So I noticed you have been featuring "Don't Laugh" quite a lot recently. I was watching the Sondheim Birthday Concert with my friend Melanie recently, and this song caught her ear as something she might want to use as a performance piece, so I did some googling for sheet music and came up empty. Any idea as to some lesser-known sheet-music resources that might have it? I am really not sure where to look
I used to have great luck ordering from Hollywood Sheet Music. If you don’t see what you want on their website, call the store and talk to a human being. They might be able to track it down and send it to you.
In honor of the casting of Brent Barrett as Ben in the Chicago production of Follies, here’s his rendition of “Make the Most of Your Music,” the song that replaced “Live, Laugh, Love” in the original London production of the show.
I am new enough to Spotify that I’m not entirely sure how the music-sharing functions work, but I’m excited to try them out. I’ve got a few playlists that I think are public, and I know you can send songs/albums to individuals. So connect with me (my user id is itsdlevy) and let me know if you can see the public playlists.
If you’d like me to send you cool stuff to your Spotify inbox, leave a note in my ask here (and specify, I don’t know, Sondheim or non-Sondheim?)….

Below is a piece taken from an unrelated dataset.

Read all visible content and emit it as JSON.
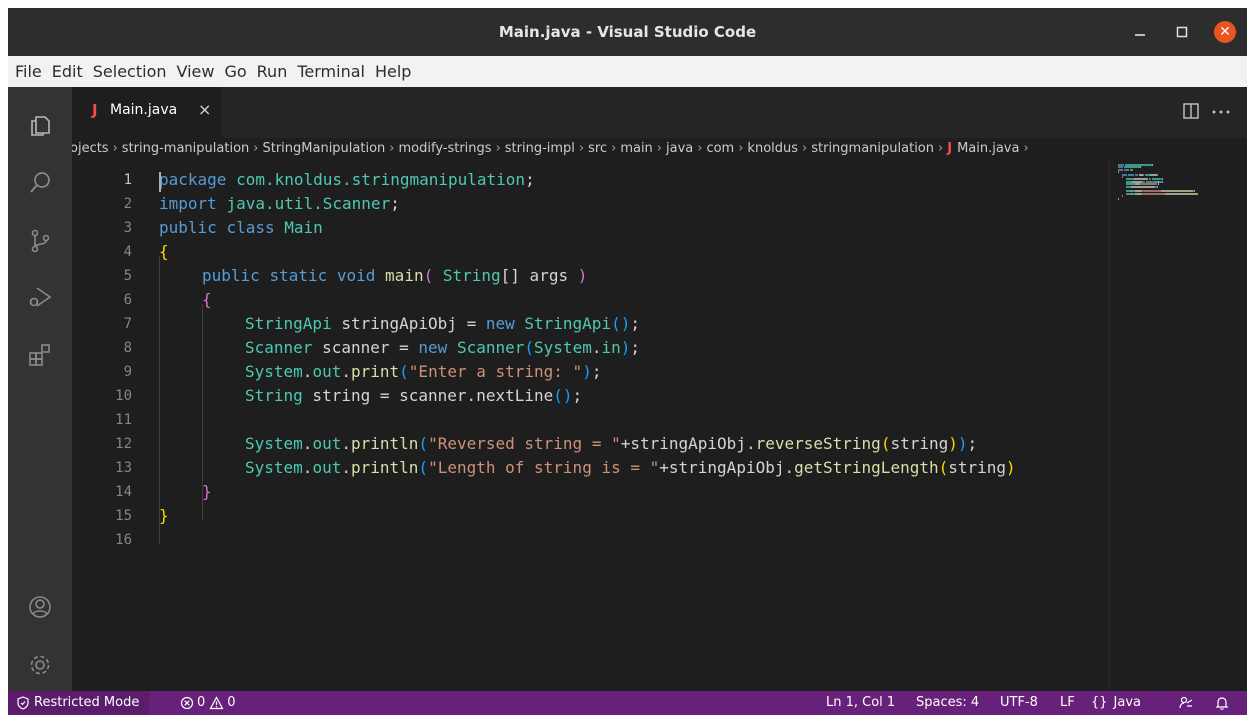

This came up on shuffle and I had to look at the screen to figure out which recording it was. This album as a whole is sort of an uneven mess, but there are some gems in there, like this track featuring Wally Kurth.